SCIENCE & ENGINEERING NEWS
Rockville, MD. — The Institute for Genomic Research (TIGR) this week celebrated the completion of its 19th and 20th genome sequencing projects. The completion of the entire genome sequences of Chlorobium tepidum and Caulobacter crescentus mark a major milestone in TIGR’s history. The genome of Chlorobium tepidum is the first from a member of the green sulfur bacteria, a distinct lineage of bacteria that possess a unique mechanism of photosynthesis relative to other organisms. This species grows at moderately elevated temperatures (thermophily) and grows only in the absence of oxygen. The genome will help scientists understand global carbon cycles as well as the origins and mechanisms of photosynthesis and thermophily. Caulobacter are the most common bacteria in nutrient-poor fresh water streams and are being modified for use as a bioremediation agent – meaning they will be used in environmental cleanup of contaminated wastewater. The U.S. Department of Energy (DOE) provided funding for both projects.
“The completion of the 20th genome sequencing project at TIGR represents a landmark achievement for our organization and is one in which we collectively take great pride,” said Claire M. Fraser, Ph.D., President of TIGR. “The follow-on use of microbial genome sequence information has already begun to have a major impact on the development of new anti-microbial compounds and new vaccines and the identification of novel enzymes and metabolic pathways of environmental relevance.”
In 1995, TIGR scientists revolutionized the field of genome sequencing with the publication of the first complete genome sequence from a free-living organism, Haemophilus influenzae, using the whole-genome shotgun strategy. Since that time, TIGR has sequenced 61% of the genomes and chromosomes in the public domain, and TIGR scientists have authored 14 papers on the sequence and analysis of these genomes. These genomes and chromosomes total nearly 60 million base pairs (Mbp) of sequence information and nearly 50,000 genes have been identified.

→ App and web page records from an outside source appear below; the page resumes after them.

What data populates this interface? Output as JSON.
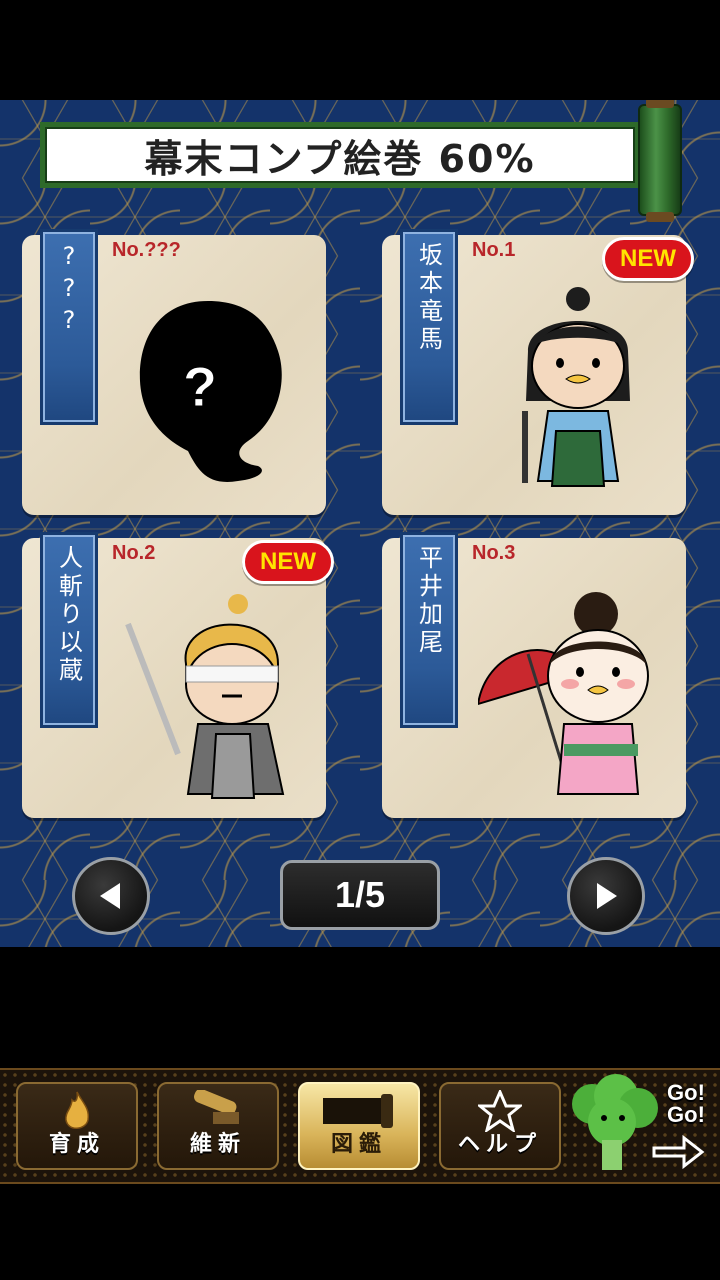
{
  "header": {
    "title": "幕末コンプ絵巻 60%"
  },
  "cards": [
    {
      "name": "???",
      "number": "No.???",
      "is_new": false
    },
    {
      "name": "坂本竜馬",
      "number": "No.1",
      "is_new": true
    },
    {
      "name": "人斬り以蔵",
      "number": "No.2",
      "is_new": true
    },
    {
      "name": "平井加尾",
      "number": "No.3",
      "is_new": false
    }
  ],
  "badge": {
    "new_label": "NEW"
  },
  "pager": {
    "current": "1/5"
  },
  "bottom_nav": {
    "items": [
      {
        "label": "育成",
        "icon": "flame-icon",
        "active": false
      },
      {
        "label": "維新",
        "icon": "cannon-icon",
        "active": false
      },
      {
        "label": "図鑑",
        "icon": "scroll-icon",
        "active": true
      },
      {
        "label": "ヘルプ",
        "icon": "star-icon",
        "active": false
      }
    ],
    "promo_text": "Go! Go!"
  },
  "colors": {
    "background": "#14336a",
    "ribbon": "#2c5a98",
    "badge": "#d9141c",
    "active_tab": "#d9b45a"
  }
}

Other recent accomplishments by TIGR scientists include the completion and annotation of the genomes of a recent clinical isolate of Mycobacterium tuberculosis, the organism which is the leading cause of death due to infection world-wide; Neisseria meningitidis, which causes life-threatening invasive bacterial infections, especially in infants; and Vibrio cholerae, which causes epidemics of cholera, which is continuing to affect Asia, Africa and South America. TIGR is also leading the way in plant genomics and has recently published the sequence of chromosome 2 of Arabidopsis thaliana, a small flowering plant used extensively as a model organism in many plant laboratories. TIGR has sequenced nearly 92,000 Expressed Sequence Tags (EST) from tomato for a project funded by the National Science Foundation Plant Genome Initiative. These ESTs reflect genes that are being expressed throughout tomato growth and development as well as in response to various environmental stresses. In addition, TIGR has sequenced 4,300 ESTs from potato, part of a 55,000 potato EST project that focuses on potato functional genomics with an emphasis on late blight disease.
As part of the International Rice Genome Sequencing Project, TIGR is sequencing parts of chromosome 10 and chromosome 3 of Oryza sativa spp japonica. Data on the rice genome is released daily via TIGR’s database to ensure it is accessible to scientists and researchers worldwide. “Plant genomics at TIGR is aimed at understanding the genes or blueprints of specific plants so that we can then make healthier, more nutritious plants which will enable us to feed the growing populations of the world,” said Robin Buell, PhD., principal investigator of the rice genome project.
Genomics at TIGR is more than sequencing. TIGR’s microarray facility is performing a variety of array projects on a number of microbial organisms including major human pathogens and organisms of evolutionary and environmental interest, including Deinococcus radiodurans, Methanococcus jannaschi, funded by DOE, and other microarray studies of gene expression in rat and human cancers funded in part by the National Institutes of Health (NIH). Microarray expression analysis is a recently developed method of genome analysis that allows the expression levels of thousands, or tens of thousands of genes to be assayed in a single experiment. Microarray analysis requires advanced instrumentation, including high precision robotics, confocal laser scanners, and sophisticated computer software to generate, record, and analyze the data. This technique can provide information on how large numbers of genes interact with each other and can lead to an understanding of the gene networks that underlie cellular metabolism.
An innovator in many areas of science and technology, TIGR scientists and bioinformatics engineers recently developed the Comprehensive Microbial Resource (CMR), a database and web interface that allows access to data from all of the completed bacterial genomes through a single web source. Funded in part by DOE, the CMR represents sequence and annotation of each of the completed genomes as well as associated information about the organisms, the structure and composition of their DNA molecules and many attributes of the protein sequences predicted from the DNA sequence. For genomes not originating from TIGR, annotation from the sequencing center that sequenced the genome, as well as automated annotation from TIGR, are included for complete uniform display and attribution of bacterial information. Further information is available on TIGR’s web site at http://www.tigr.org .